EXERCISE OBJECTIVE:
Taking the line that contains "Give me the" as the first, copy exactly every line through the last line of the records, and nothing else.

THE RECORDS:

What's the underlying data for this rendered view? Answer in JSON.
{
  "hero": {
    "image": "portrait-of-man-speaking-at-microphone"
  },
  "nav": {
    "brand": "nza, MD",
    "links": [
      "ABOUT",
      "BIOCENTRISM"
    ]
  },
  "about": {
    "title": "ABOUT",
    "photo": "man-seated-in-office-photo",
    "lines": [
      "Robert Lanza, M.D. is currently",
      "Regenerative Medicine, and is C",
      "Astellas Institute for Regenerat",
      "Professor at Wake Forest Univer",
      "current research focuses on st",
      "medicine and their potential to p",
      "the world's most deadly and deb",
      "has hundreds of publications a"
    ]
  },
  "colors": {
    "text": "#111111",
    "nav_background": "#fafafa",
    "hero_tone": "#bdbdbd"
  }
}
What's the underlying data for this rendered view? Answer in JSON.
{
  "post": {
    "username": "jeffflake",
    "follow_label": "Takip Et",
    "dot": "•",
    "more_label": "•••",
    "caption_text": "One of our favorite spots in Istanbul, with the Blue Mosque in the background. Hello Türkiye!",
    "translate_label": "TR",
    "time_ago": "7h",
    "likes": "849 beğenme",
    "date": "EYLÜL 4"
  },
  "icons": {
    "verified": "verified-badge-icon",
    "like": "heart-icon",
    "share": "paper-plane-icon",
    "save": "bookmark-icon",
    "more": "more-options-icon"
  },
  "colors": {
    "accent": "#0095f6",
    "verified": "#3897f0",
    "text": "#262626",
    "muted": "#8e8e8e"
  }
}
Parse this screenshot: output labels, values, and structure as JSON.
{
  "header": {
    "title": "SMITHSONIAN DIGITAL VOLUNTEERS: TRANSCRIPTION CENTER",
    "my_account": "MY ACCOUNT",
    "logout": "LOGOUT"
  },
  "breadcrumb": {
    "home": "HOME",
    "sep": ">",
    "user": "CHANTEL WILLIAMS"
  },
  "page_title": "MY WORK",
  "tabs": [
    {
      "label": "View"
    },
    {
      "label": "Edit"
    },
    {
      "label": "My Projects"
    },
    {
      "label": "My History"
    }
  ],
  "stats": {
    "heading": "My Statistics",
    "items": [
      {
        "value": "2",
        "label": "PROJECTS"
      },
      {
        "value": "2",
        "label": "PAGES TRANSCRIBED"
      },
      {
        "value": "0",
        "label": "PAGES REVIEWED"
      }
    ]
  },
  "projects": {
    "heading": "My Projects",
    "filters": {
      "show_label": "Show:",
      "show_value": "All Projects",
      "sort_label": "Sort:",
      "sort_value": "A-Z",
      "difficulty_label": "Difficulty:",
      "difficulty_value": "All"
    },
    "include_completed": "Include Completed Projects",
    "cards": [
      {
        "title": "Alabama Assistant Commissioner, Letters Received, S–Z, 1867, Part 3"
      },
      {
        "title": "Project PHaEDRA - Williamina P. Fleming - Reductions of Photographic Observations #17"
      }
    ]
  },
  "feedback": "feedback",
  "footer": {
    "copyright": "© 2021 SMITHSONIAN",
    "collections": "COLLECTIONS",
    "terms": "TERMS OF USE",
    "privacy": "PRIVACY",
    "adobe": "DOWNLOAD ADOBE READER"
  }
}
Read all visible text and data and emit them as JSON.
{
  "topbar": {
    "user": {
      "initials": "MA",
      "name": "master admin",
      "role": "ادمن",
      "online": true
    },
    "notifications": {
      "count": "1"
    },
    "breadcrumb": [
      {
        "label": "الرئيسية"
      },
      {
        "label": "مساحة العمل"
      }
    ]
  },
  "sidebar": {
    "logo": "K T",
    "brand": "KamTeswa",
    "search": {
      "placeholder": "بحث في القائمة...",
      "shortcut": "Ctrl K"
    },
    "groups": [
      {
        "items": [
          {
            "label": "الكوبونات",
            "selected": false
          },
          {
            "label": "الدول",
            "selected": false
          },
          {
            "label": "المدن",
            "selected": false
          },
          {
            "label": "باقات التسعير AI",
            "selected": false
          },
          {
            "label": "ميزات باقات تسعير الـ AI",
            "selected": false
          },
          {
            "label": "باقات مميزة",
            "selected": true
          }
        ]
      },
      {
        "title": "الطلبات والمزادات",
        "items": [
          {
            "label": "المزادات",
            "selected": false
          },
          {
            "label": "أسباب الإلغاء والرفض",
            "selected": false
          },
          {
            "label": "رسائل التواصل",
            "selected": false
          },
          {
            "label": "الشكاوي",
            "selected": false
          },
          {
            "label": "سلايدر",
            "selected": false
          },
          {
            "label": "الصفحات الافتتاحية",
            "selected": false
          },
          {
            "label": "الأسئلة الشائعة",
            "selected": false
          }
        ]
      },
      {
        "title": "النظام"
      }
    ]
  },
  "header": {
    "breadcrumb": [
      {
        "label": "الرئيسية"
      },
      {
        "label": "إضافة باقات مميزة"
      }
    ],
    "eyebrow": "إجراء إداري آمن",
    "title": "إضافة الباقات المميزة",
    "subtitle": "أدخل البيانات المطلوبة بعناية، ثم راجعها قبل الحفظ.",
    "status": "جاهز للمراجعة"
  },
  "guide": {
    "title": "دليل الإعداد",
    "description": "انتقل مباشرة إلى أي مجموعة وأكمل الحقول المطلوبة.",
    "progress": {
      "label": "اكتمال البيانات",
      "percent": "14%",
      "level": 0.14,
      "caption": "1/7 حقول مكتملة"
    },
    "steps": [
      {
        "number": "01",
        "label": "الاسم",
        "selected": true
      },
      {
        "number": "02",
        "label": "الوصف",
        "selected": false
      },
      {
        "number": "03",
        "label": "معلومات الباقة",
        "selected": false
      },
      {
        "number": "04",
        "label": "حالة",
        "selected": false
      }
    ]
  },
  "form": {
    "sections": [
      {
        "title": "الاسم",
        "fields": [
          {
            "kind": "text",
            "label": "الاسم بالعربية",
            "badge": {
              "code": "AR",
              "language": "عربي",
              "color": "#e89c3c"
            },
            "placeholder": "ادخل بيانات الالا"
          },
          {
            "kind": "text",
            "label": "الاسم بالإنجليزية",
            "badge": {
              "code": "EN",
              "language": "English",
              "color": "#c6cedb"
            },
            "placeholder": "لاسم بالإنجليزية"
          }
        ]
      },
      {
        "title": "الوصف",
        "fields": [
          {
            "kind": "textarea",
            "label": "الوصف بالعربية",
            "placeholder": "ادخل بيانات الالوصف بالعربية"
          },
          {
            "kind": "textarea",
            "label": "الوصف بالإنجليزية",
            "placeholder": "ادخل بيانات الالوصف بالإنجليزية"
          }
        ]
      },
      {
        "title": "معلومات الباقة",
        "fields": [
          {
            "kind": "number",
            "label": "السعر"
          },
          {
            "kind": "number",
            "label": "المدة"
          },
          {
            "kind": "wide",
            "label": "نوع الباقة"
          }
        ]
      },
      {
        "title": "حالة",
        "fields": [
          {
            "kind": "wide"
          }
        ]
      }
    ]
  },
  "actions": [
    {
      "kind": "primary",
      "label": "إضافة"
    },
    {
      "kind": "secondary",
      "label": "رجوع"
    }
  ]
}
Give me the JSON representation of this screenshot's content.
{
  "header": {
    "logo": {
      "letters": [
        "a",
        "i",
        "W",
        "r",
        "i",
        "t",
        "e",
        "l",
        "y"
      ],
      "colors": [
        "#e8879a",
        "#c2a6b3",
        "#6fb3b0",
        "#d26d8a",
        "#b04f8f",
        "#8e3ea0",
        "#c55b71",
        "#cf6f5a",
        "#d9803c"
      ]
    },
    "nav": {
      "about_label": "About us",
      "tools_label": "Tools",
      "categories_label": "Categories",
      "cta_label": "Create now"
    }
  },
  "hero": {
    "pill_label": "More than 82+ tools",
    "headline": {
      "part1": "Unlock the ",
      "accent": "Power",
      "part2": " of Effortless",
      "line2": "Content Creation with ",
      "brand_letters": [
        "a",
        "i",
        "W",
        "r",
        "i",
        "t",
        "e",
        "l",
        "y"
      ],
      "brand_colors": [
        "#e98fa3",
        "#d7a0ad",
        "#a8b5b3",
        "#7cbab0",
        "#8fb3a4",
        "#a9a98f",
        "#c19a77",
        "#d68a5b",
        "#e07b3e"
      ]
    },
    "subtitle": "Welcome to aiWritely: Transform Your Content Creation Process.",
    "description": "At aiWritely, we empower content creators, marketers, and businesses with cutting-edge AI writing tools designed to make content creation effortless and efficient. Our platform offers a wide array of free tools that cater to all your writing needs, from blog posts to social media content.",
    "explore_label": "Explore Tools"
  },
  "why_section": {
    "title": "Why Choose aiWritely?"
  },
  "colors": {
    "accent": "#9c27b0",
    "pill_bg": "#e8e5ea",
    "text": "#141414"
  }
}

ANSWER TO THE PROBLEM:
Give me the JSON representation of this screenshot's content.
{
  "header": {
    "logo": {
      "letters": [
        "a",
        "i",
        "W",
        "r",
        "i",
        "t",
        "e",
        "l",
        "y"
      ],
      "colors": [
        "#e8879a",
        "#c2a6b3",
        "#6fb3b0",
        "#d26d8a",
        "#b04f8f",
        "#8e3ea0",
        "#c55b71",
        "#cf6f5a",
        "#d9803c"
      ]
    },
    "nav": {
      "about_label": "About us",
      "tools_label": "Tools",
      "categories_label": "Categories",
      "cta_label": "Create now"
    }
  },
  "hero": {
    "pill_label": "More than 82+ tools",
    "headline": {
      "part1": "Unlock the ",
      "accent": "Power",
      "part2": " of Effortless",
      "line2": "Content Creation with ",
      "brand_letters": [
        "a",
        "i",
        "W",
        "r",
        "i",
        "t",
        "e",
        "l",
        "y"
      ],
      "brand_colors": [
        "#e98fa3",
        "#d7a0ad",
        "#a8b5b3",
        "#7cbab0",
        "#8fb3a4",
        "#a9a98f",
        "#c19a77",
        "#d68a5b",
        "#e07b3e"
      ]
    },
    "subtitle": "Welcome to aiWritely: Transform Your Content Creation Process.",
    "description": "At aiWritely, we empower content creators, marketers, and businesses with cutting-edge AI writing tools designed to make content creation effortless and efficient. Our platform offers a wide array of free tools that cater to all your writing needs, from blog posts to social media content.",
    "explore_label": "Explore Tools"
  },
  "why_section": {
    "title": "Why Choose aiWritely?"
  },
  "colors": {
    "accent": "#9c27b0",
    "pill_bg": "#e8e5ea",
    "text": "#141414"
  }
}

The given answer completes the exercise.